The guard opened the door with a smile, and the woman at the desk took the copies of just my passport, visa and the golden ticket before telling me they'll be in touch soon for my long awaited appointment.  I thanked her profusely, apologising for being so silly and sending the original to Cergy Pontoise, and she laughed, adding that it is certainly not a problem.  With that, I turned on my heel and managed to tip the contents of my handbag across the foyer.

Harriet met me outside and we both agreed that it was definitely time for a coffee- she had definitely managed to maintain humour in the moment and I'm grateful for having had a sidekick.  After months of preparation for getting this tiny little sticker in my passport, I will now feel a greater sense of purpose as I make the daily pilgrimage to the mailbox on my way home, eagerly awaiting a letter from the OFII.  

One thing I have learnt this week, is that life is so much easier if I don't cheat and if I actually commit to solving problems in French.  On Monday, when I phoned DHL for the thousandth time and muttered fiddlesticks under my breath when they put me on hold for the twentythousanth time, the woman on the other line replied 'non' when I asked if she spoke English, reminding me, quite politely and in French, that I will just have to speak in French.  

This is as true as Fridas love for Fernando, which she declares (in French) as I finish typing.  

Pictured: Place des Vosges for lunch today.

One thought on “Fiddlesticks.

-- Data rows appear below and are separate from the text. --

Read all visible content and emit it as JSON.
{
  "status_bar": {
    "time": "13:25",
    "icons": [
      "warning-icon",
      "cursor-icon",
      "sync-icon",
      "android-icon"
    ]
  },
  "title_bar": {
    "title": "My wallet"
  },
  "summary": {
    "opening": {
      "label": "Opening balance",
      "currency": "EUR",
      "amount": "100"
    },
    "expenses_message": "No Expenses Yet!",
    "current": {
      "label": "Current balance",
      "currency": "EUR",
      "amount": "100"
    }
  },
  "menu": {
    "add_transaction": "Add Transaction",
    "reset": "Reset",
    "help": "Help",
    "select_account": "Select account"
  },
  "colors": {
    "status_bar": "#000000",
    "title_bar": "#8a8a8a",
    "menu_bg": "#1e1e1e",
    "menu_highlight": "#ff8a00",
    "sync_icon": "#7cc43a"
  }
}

  1. I am a “fudge” or “fruit” type of girl myself when I am on the job! I think I even dropped a “far out” yesterday a la Greg Brady. I get it Pin.

Leave a Reply